Work request: Every entry should be repeated exactly as written.
++++
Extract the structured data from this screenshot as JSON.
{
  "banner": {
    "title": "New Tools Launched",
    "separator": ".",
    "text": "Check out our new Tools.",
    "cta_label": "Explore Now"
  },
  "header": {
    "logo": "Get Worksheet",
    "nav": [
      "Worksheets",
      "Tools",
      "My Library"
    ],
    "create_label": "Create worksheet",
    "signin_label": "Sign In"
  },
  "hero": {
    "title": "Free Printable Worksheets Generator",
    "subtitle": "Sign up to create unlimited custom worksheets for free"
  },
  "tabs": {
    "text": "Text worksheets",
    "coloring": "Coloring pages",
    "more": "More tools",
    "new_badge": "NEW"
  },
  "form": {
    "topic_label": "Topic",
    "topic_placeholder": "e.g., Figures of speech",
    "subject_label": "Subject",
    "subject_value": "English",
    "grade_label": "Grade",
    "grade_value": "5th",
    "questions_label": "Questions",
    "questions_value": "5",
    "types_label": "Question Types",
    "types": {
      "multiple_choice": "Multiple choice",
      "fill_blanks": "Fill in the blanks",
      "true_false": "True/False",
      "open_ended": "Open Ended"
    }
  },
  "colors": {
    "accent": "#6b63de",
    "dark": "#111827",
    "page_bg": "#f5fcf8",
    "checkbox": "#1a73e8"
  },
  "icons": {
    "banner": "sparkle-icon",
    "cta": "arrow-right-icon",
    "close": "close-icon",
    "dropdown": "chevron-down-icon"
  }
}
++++
Solution:
Extract the structured data from this screenshot as JSON.
{
  "banner": {
    "title": "New Tools Launched",
    "separator": ".",
    "text": "Check out our new Tools.",
    "cta_label": "Explore Now"
  },
  "header": {
    "logo": "Get Worksheet",
    "nav": [
      "Worksheets",
      "Tools",
      "My Library"
    ],
    "create_label": "Create worksheet",
    "signin_label": "Sign In"
  },
  "hero": {
    "title": "Free Printable Worksheets Generator",
    "subtitle": "Sign up to create unlimited custom worksheets for free"
  },
  "tabs": {
    "text": "Text worksheets",
    "coloring": "Coloring pages",
    "more": "More tools",
    "new_badge": "NEW"
  },
  "form": {
    "topic_label": "Topic",
    "topic_placeholder": "e.g., Figures of speech",
    "subject_label": "Subject",
    "subject_value": "English",
    "grade_label": "Grade",
    "grade_value": "5th",
    "questions_label": "Questions",
    "questions_value": "5",
    "types_label": "Question Types",
    "types": {
      "multiple_choice": "Multiple choice",
      "fill_blanks": "Fill in the blanks",
      "true_false": "True/False",
      "open_ended": "Open Ended"
    }
  },
  "colors": {
    "accent": "#6b63de",
    "dark": "#111827",
    "page_bg": "#f5fcf8",
    "checkbox": "#1a73e8"
  },
  "icons": {
    "banner": "sparkle-icon",
    "cta": "arrow-right-icon",
    "close": "close-icon",
    "dropdown": "chevron-down-icon"
  }
}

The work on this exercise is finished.